Lungworm is a parasitic infection of the respiratory tract. It can also be known as Parasitic bronchitis, Dictyocaulosis, but more commonly as Husk or Hoose. Losses from outbreaks of lungworm are estimated in the region of £50 – £100 per head in growing cattle.
Classically, cases of lungworm are seen in summer months and early autumn but outbreaks can be unpredictable. Typically, young cattle in their first grazing season are at greatest risk of infection as are cattle entering their second grazing season with limited exposure. but there are increasing reports of cases in older cattle.
Lungworm is caused by the nematode Dictyocaulus viviparus and follows a similar lifecycle to many other parasitic nematodes.
Infected cattle cough up eggs that contain the first stage larvae (L1) which are then swallowed. The L1 larvae hatch from the eggs during the passage through the digestive tract and expelled in the animal’s faeces. The L1 larvae develop in the faeces over the next five to seven days given the correct environmental conditions i.e. damp and mild. The L3 stage for the larvae has now been reached.
The L3 larvae then leave the dung pat in search of herbage to attach themselves to. However, the L3 larvae can also be spread from the dung pat from the spores of a fungus that survives in the conditions created by the dung pat and grows on the surface of the dung. The spores can spread the larvae up to three metres. The larvae are subsequently ingested by the cattle. The larvae migrate via blood and lymph. In the lungs of the animal, they develop into adult worms after three to four weeks post infection. The adult worms lay their eggs in the lungs which the infected animal coughs up which can start the cycle again.
In beef cattle, obvious signs of infections can include:
- Frequent and noticeable coughing
- Laboured breathing
- Weight loss
- Loss of body condition
- Reluctance to move
Symptoms can develop rapidly into more severe respiratory signs, for example stretched neck and open mouth breathing and very much relate to the number of larvae ingested. In severe cases, it can result in the death of the animal.
Diagnosis can be based on the clinical signs and grazing history. Usually this is sufficient for a diagnosis to be made.
However, lungworm infection can be confirmed through faecal sampling to identify the presence of the larvae.
Consider sampling the cattle that are the first to display the clinical signs as the infection in these cattle will have progressed the furthest.
Prevention is better than cure. If you have had cases of lungworm in the past, discuss with your vet if vaccination is appropriate in your herd. If treatment is necessary this should be done promptly. Some affected cattle may have secondary bacterial infections so check with your vet if antibacterial therapy or other supportive treatment is necessary.
Anthelmintics are effective in the treatment of lungworm. Product selection should also take into consideration any other worming requirements. Like most treatments, ensure that the right product is being used at the right time and administered at the right dosage.
Treated cattle should be removed from any infected fields/pasture and if possible moved onto ‘clean ground’.

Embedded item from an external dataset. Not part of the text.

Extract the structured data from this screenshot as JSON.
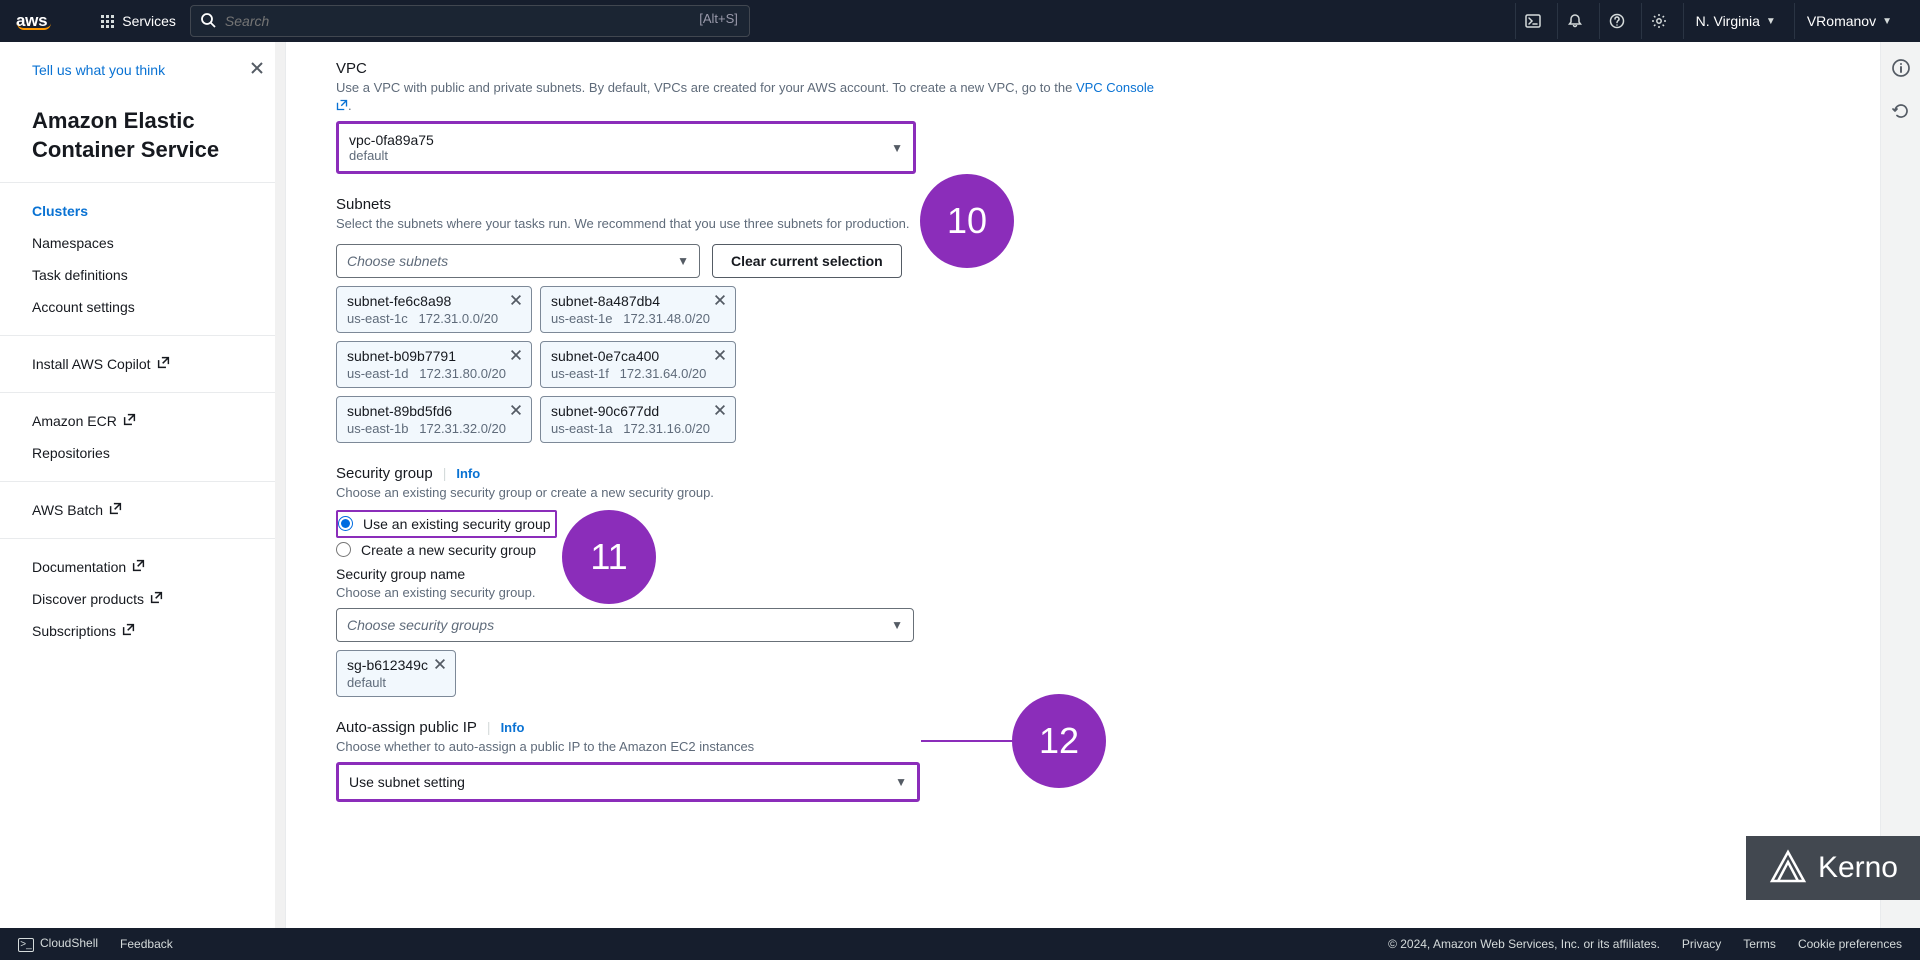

More information is available on the COWS website.
Prevention & control
Some practical recommendations that can be made to prevent and control lungworm are:
- Know the pasture/fields – risk assess each of the fields/pasture based on the type of stock that grazed there in the previous grazing season
- Build immunity – the most predictable method for building immunity is to vaccinate cattle before they are turned out to pasture. Exposing cattle to low levels of infection soon after vaccination will aid natural immunity
- Bought-in cattle- as well as it being good practice to quarantine newly purchased cattle, consider testing and treating all such cattle to prevent lungworm being introduced onto the holding.